___ THE RECORDS

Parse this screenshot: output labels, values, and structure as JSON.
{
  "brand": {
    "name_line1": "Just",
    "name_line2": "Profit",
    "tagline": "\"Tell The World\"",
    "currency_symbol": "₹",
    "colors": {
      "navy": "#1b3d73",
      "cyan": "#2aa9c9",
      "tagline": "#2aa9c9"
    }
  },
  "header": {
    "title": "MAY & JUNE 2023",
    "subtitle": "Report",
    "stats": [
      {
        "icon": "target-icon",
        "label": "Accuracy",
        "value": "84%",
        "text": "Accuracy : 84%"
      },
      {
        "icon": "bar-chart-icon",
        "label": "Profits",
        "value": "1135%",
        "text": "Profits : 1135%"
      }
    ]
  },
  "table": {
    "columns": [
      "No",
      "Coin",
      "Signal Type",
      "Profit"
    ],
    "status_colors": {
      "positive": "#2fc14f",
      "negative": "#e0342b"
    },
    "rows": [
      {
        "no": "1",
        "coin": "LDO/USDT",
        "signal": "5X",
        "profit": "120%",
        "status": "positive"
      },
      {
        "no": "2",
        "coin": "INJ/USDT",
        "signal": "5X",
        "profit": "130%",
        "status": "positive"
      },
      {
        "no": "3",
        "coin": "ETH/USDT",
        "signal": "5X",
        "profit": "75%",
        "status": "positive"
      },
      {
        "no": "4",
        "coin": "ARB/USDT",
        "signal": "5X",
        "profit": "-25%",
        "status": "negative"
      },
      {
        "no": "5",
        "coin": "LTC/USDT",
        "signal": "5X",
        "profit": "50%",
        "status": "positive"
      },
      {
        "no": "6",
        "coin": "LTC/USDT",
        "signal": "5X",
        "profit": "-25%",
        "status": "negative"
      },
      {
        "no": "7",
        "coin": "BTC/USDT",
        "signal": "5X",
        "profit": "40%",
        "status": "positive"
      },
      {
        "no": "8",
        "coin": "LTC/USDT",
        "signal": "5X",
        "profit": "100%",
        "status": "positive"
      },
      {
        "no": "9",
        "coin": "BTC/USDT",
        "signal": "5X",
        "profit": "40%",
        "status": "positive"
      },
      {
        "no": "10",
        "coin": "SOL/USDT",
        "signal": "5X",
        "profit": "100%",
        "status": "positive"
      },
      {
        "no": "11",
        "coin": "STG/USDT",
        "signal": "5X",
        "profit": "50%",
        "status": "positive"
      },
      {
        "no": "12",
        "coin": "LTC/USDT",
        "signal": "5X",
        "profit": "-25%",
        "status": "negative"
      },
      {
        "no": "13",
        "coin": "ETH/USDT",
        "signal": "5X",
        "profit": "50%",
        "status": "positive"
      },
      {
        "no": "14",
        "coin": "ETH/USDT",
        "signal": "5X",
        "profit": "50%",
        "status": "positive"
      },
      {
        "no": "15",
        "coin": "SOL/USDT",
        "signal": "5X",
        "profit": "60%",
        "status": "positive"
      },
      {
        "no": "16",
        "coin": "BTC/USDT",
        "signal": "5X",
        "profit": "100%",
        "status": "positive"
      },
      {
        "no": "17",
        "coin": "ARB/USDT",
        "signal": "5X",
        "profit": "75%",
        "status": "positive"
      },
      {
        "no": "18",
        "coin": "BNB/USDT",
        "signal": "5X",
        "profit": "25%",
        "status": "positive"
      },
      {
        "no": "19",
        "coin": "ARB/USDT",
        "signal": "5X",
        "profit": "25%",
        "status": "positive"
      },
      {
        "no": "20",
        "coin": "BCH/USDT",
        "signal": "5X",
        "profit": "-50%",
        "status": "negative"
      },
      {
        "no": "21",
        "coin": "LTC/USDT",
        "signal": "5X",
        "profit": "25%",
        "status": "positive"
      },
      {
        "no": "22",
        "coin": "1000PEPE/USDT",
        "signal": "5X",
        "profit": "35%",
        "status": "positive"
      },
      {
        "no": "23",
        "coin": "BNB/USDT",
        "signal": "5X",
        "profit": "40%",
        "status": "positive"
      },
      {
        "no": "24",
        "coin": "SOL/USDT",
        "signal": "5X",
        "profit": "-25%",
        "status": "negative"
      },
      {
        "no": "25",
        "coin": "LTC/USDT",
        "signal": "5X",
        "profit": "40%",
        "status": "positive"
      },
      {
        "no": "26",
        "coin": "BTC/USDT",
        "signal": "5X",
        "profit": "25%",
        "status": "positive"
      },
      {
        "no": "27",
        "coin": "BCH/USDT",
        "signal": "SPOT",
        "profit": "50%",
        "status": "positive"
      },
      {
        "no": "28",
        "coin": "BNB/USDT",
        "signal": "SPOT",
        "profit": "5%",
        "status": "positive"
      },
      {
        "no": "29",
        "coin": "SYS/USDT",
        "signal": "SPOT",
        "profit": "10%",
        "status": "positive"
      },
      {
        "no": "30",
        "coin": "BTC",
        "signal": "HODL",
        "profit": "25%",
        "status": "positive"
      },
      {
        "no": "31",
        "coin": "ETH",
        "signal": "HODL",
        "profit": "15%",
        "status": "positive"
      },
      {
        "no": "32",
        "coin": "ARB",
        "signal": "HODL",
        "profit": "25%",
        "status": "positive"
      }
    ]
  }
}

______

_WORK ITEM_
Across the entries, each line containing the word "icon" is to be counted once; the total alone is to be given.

_ANSWER BOX_
2